- Listed records -
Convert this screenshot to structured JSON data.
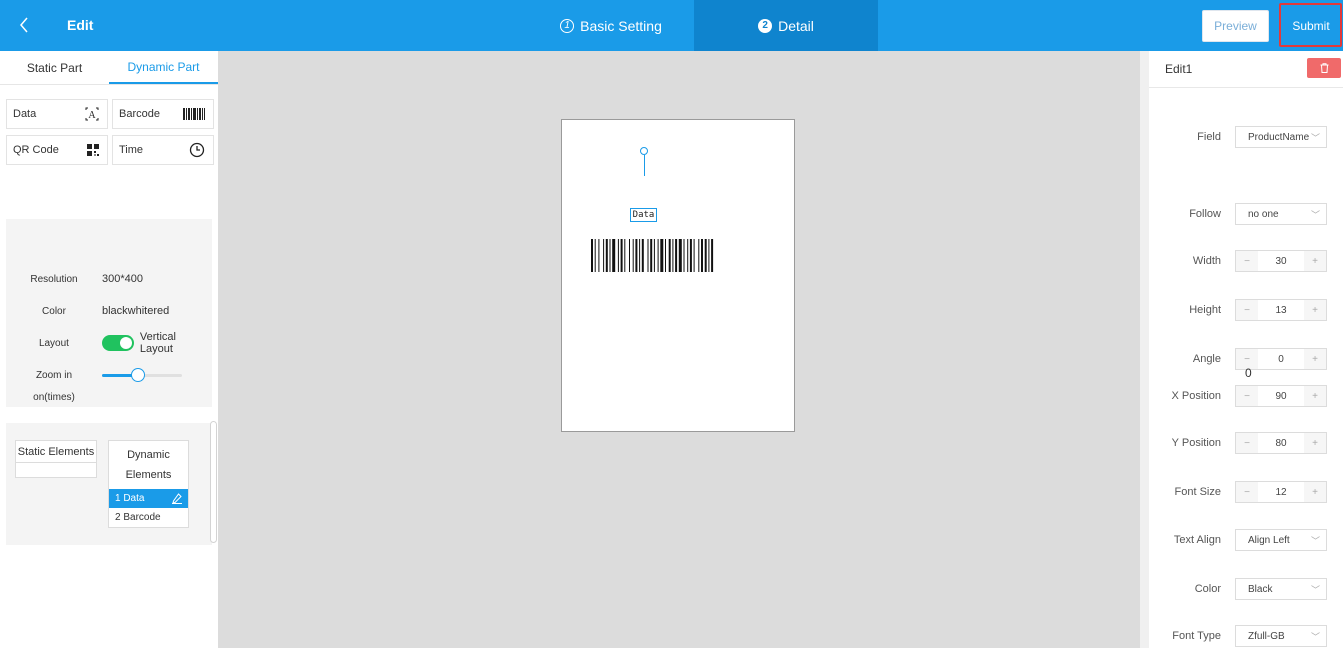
{
  "header": {
    "title": "Edit",
    "steps": [
      {
        "num": "1",
        "label": "Basic Setting"
      },
      {
        "num": "2",
        "label": "Detail"
      }
    ],
    "preview_label": "Preview",
    "submit_label": "Submit",
    "colors": {
      "bar": "#1a9be8",
      "active_step": "#0f84ce",
      "highlight": "#e23a3a"
    }
  },
  "left": {
    "tabs": [
      "Static Part",
      "Dynamic Part"
    ],
    "active_tab": "Dynamic Part",
    "tools": [
      {
        "label": "Data",
        "icon": "text-box-icon"
      },
      {
        "label": "Barcode",
        "icon": "barcode-icon"
      },
      {
        "label": "QR Code",
        "icon": "qrcode-icon"
      },
      {
        "label": "Time",
        "icon": "clock-icon"
      }
    ],
    "props": {
      "resolution_label": "Resolution",
      "resolution_value": "300*400",
      "color_label": "Color",
      "color_value": "blackwhitered",
      "layout_label": "Layout",
      "layout_value": "Vertical Layout",
      "layout_on": true,
      "zoom_label": "Zoom in",
      "zoom_label2": "on(times)",
      "zoom_level": 0.45
    },
    "elements": {
      "static_header": "Static Elements",
      "dynamic_header": "Dynamic Elements",
      "dynamic_items": [
        "1 Data",
        "2 Barcode"
      ],
      "selected_index": 0
    }
  },
  "canvas": {
    "data_text": "Data",
    "background": "#dcdcdc"
  },
  "right": {
    "title": "Edit1",
    "fields": {
      "field_label": "Field",
      "field_value": "ProductName",
      "follow_label": "Follow",
      "follow_value": "no one",
      "width_label": "Width",
      "width_value": "30",
      "height_label": "Height",
      "height_value": "13",
      "angle_label": "Angle",
      "angle_value": "0",
      "zero_text": "0",
      "xpos_label": "X Position",
      "xpos_value": "90",
      "ypos_label": "Y Position",
      "ypos_value": "80",
      "fontsize_label": "Font Size",
      "fontsize_value": "12",
      "textalign_label": "Text Align",
      "textalign_value": "Align Left",
      "color_label": "Color",
      "color_value": "Black",
      "fonttype_label": "Font Type",
      "fonttype_value": "Zfull-GB"
    },
    "delete_color": "#f06a6a"
  }
}
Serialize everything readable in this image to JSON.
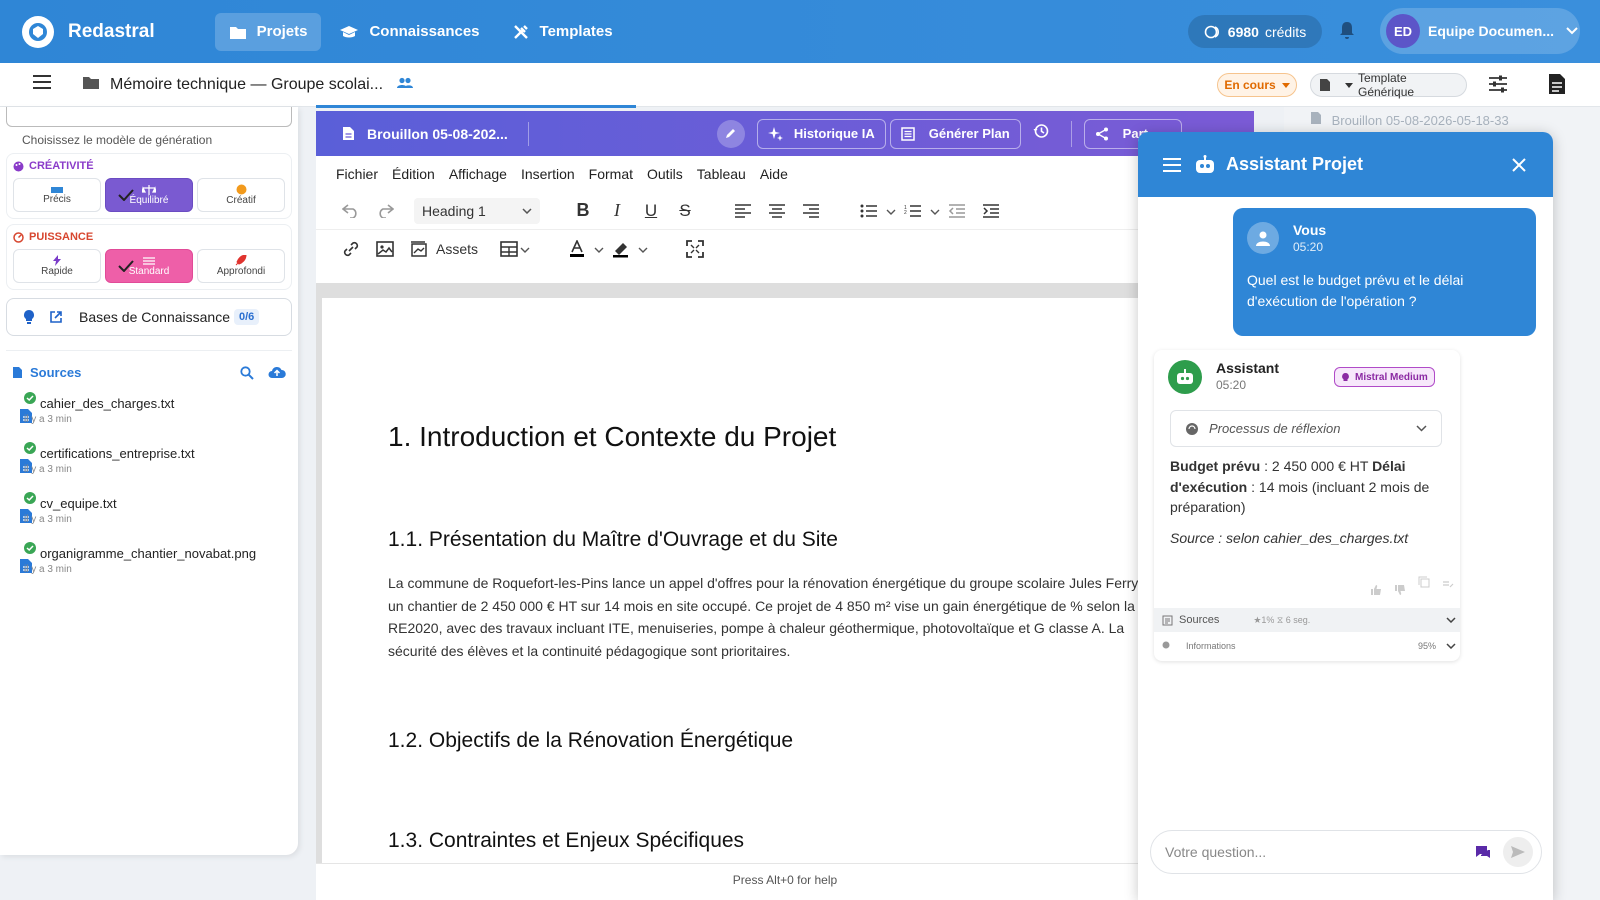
{
  "app": {
    "name": "Redastral"
  },
  "nav": {
    "items": [
      {
        "label": "Projets",
        "icon": "folder-icon",
        "active": true
      },
      {
        "label": "Connaissances",
        "icon": "graduation-cap-icon",
        "active": false
      },
      {
        "label": "Templates",
        "icon": "tools-icon",
        "active": false
      }
    ]
  },
  "credits": {
    "value": "6980",
    "unit": "crédits"
  },
  "account": {
    "initials": "ED",
    "name": "Equipe Documen..."
  },
  "doc": {
    "title": "Mémoire technique — Groupe scolai...",
    "status": "En cours",
    "template": "Template Générique"
  },
  "left": {
    "model_hint": "Choisissez le modèle de génération",
    "creativity": {
      "title": "CRÉATIVITÉ",
      "options": [
        "Précis",
        "Équilibré",
        "Créatif"
      ],
      "selected": 1
    },
    "power": {
      "title": "PUISSANCE",
      "options": [
        "Rapide",
        "Standard",
        "Approfondi"
      ],
      "selected": 1
    },
    "kb": {
      "label": "Bases de Connaissance",
      "count": "0/6"
    },
    "sources": {
      "title": "Sources",
      "files": [
        {
          "name": "cahier_des_charges.txt",
          "time": "il y a 3 min"
        },
        {
          "name": "certifications_entreprise.txt",
          "time": "il y a 3 min"
        },
        {
          "name": "cv_equipe.txt",
          "time": "il y a 3 min"
        },
        {
          "name": "organigramme_chantier_novabat.png",
          "time": "il y a 3 min"
        }
      ]
    }
  },
  "editor": {
    "draft_title": "Brouillon 05-08-202...",
    "history_label": "Historique IA",
    "plan_label": "Générer Plan",
    "share_label": "Part",
    "menu": [
      "Fichier",
      "Édition",
      "Affichage",
      "Insertion",
      "Format",
      "Outils",
      "Tableau",
      "Aide"
    ],
    "heading_select": "Heading 1",
    "assets_label": "Assets",
    "h1": "1. Introduction et Contexte du Projet",
    "h2_1": "1.1. Présentation du Maître d'Ouvrage et du Site",
    "paragraph": "La commune de Roquefort-les-Pins lance un appel d'offres pour la rénovation énergétique du groupe scolaire Jules Ferry, un chantier de 2 450 000 € HT sur 14 mois en site occupé. Ce projet de 4 850 m² vise un gain énergétique de % selon la RE2020, avec des travaux incluant ITE, menuiseries, pompe à chaleur géothermique, photovoltaïque et G classe A. La sécurité des élèves et la continuité pédagogique sont prioritaires.",
    "h2_2": "1.2. Objectifs de la Rénovation Énergétique",
    "h2_3": "1.3. Contraintes et Enjeux Spécifiques",
    "help": "Press Alt+0 for help"
  },
  "right_draft": "Brouillon 05-08-2026-05-18-33",
  "chat": {
    "title": "Assistant Projet",
    "user": {
      "name": "Vous",
      "time": "05:20",
      "message": "Quel est le budget prévu et le délai d'exécution de l'opération ?"
    },
    "assistant": {
      "name": "Assistant",
      "time": "05:20",
      "model": "Mistral Medium",
      "reasoning": "Processus de réflexion",
      "budget_label": "Budget prévu",
      "budget_value": " : 2 450 000 € HT ",
      "delay_label": "Délai d'exécution",
      "delay_value": " : 14 mois (incluant 2 mois de préparation)",
      "source": "Source : selon cahier_des_charges.txt",
      "sources_label": "Sources",
      "sources_stats": "★1%  ⧖ 6 seg.",
      "info_label": "Informations",
      "info_value": "95%"
    },
    "input_placeholder": "Votre question..."
  },
  "colors": {
    "primary": "#2f86d6",
    "editor_header": "#6a5cd6",
    "status": "#e06a00",
    "model_pill": "#8b2aa3"
  }
}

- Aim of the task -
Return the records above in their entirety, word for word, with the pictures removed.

- Final answer -
Convert this screenshot to structured JSON data.
{
  "header": {
    "title": "Edit",
    "steps": [
      {
        "num": "1",
        "label": "Basic Setting"
      },
      {
        "num": "2",
        "label": "Detail"
      }
    ],
    "preview_label": "Preview",
    "submit_label": "Submit",
    "colors": {
      "bar": "#1a9be8",
      "active_step": "#0f84ce",
      "highlight": "#e23a3a"
    }
  },
  "left": {
    "tabs": [
      "Static Part",
      "Dynamic Part"
    ],
    "active_tab": "Dynamic Part",
    "tools": [
      {
        "label": "Data",
        "icon": "text-box-icon"
      },
      {
        "label": "Barcode",
        "icon": "barcode-icon"
      },
      {
        "label": "QR Code",
        "icon": "qrcode-icon"
      },
      {
        "label": "Time",
        "icon": "clock-icon"
      }
    ],
    "props": {
      "resolution_label": "Resolution",
      "resolution_value": "300*400",
      "color_label": "Color",
      "color_value": "blackwhitered",
      "layout_label": "Layout",
      "layout_value": "Vertical Layout",
      "layout_on": true,
      "zoom_label": "Zoom in",
      "zoom_label2": "on(times)",
      "zoom_level": 0.45
    },
    "elements": {
      "static_header": "Static Elements",
      "dynamic_header": "Dynamic Elements",
      "dynamic_items": [
        "1 Data",
        "2 Barcode"
      ],
      "selected_index": 0
    }
  },
  "canvas": {
    "data_text": "Data",
    "background": "#dcdcdc"
  },
  "right": {
    "title": "Edit1",
    "fields": {
      "field_label": "Field",
      "field_value": "ProductName",
      "follow_label": "Follow",
      "follow_value": "no one",
      "width_label": "Width",
      "width_value": "30",
      "height_label": "Height",
      "height_value": "13",
      "angle_label": "Angle",
      "angle_value": "0",
      "zero_text": "0",
      "xpos_label": "X Position",
      "xpos_value": "90",
      "ypos_label": "Y Position",
      "ypos_value": "80",
      "fontsize_label": "Font Size",
      "fontsize_value": "12",
      "textalign_label": "Text Align",
      "textalign_value": "Align Left",
      "color_label": "Color",
      "color_value": "Black",
      "fonttype_label": "Font Type",
      "fonttype_value": "Zfull-GB"
    },
    "delete_color": "#f06a6a"
  }
}
Serialize everything readable in this image to JSON.
{
  "app": {
    "name": "Redastral"
  },
  "nav": {
    "items": [
      {
        "label": "Projets",
        "icon": "folder-icon",
        "active": true
      },
      {
        "label": "Connaissances",
        "icon": "graduation-cap-icon",
        "active": false
      },
      {
        "label": "Templates",
        "icon": "tools-icon",
        "active": false
      }
    ]
  },
  "credits": {
    "value": "6980",
    "unit": "crédits"
  },
  "account": {
    "initials": "ED",
    "name": "Equipe Documen..."
  },
  "doc": {
    "title": "Mémoire technique — Groupe scolai...",
    "status": "En cours",
    "template": "Template Générique"
  },
  "left": {
    "model_hint": "Choisissez le modèle de génération",
    "creativity": {
      "title": "CRÉATIVITÉ",
      "options": [
        "Précis",
        "Équilibré",
        "Créatif"
      ],
      "selected": 1
    },
    "power": {
      "title": "PUISSANCE",
      "options": [
        "Rapide",
        "Standard",
        "Approfondi"
      ],
      "selected": 1
    },
    "kb": {
      "label": "Bases de Connaissance",
      "count": "0/6"
    },
    "sources": {
      "title": "Sources",
      "files": [
        {
          "name": "cahier_des_charges.txt",
          "time": "il y a 3 min"
        },
        {
          "name": "certifications_entreprise.txt",
          "time": "il y a 3 min"
        },
        {
          "name": "cv_equipe.txt",
          "time": "il y a 3 min"
        },
        {
          "name": "organigramme_chantier_novabat.png",
          "time": "il y a 3 min"
        }
      ]
    }
  },
  "editor": {
    "draft_title": "Brouillon 05-08-202...",
    "history_label": "Historique IA",
    "plan_label": "Générer Plan",
    "share_label": "Part",
    "menu": [
      "Fichier",
      "Édition",
      "Affichage",
      "Insertion",
      "Format",
      "Outils",
      "Tableau",
      "Aide"
    ],
    "heading_select": "Heading 1",
    "assets_label": "Assets",
    "h1": "1. Introduction et Contexte du Projet",
    "h2_1": "1.1. Présentation du Maître d'Ouvrage et du Site",
    "paragraph": "La commune de Roquefort-les-Pins lance un appel d'offres pour la rénovation énergétique du groupe scolaire Jules Ferry, un chantier de 2 450 000 € HT sur 14 mois en site occupé. Ce projet de 4 850 m² vise un gain énergétique de % selon la RE2020, avec des travaux incluant ITE, menuiseries, pompe à chaleur géothermique, photovoltaïque et G classe A. La sécurité des élèves et la continuité pédagogique sont prioritaires.",
    "h2_2": "1.2. Objectifs de la Rénovation Énergétique",
    "h2_3": "1.3. Contraintes et Enjeux Spécifiques",
    "help": "Press Alt+0 for help"
  },
  "right_draft": "Brouillon 05-08-2026-05-18-33",
  "chat": {
    "title": "Assistant Projet",
    "user": {
      "name": "Vous",
      "time": "05:20",
      "message": "Quel est le budget prévu et le délai d'exécution de l'opération ?"
    },
    "assistant": {
      "name": "Assistant",
      "time": "05:20",
      "model": "Mistral Medium",
      "reasoning": "Processus de réflexion",
      "budget_label": "Budget prévu",
      "budget_value": " : 2 450 000 € HT ",
      "delay_label": "Délai d'exécution",
      "delay_value": " : 14 mois (incluant 2 mois de préparation)",
      "source": "Source : selon cahier_des_charges.txt",
      "sources_label": "Sources",
      "sources_stats": "★1%  ⧖ 6 seg.",
      "info_label": "Informations",
      "info_value": "95%"
    },
    "input_placeholder": "Votre question..."
  },
  "colors": {
    "primary": "#2f86d6",
    "editor_header": "#6a5cd6",
    "status": "#e06a00",
    "model_pill": "#8b2aa3"
  }
}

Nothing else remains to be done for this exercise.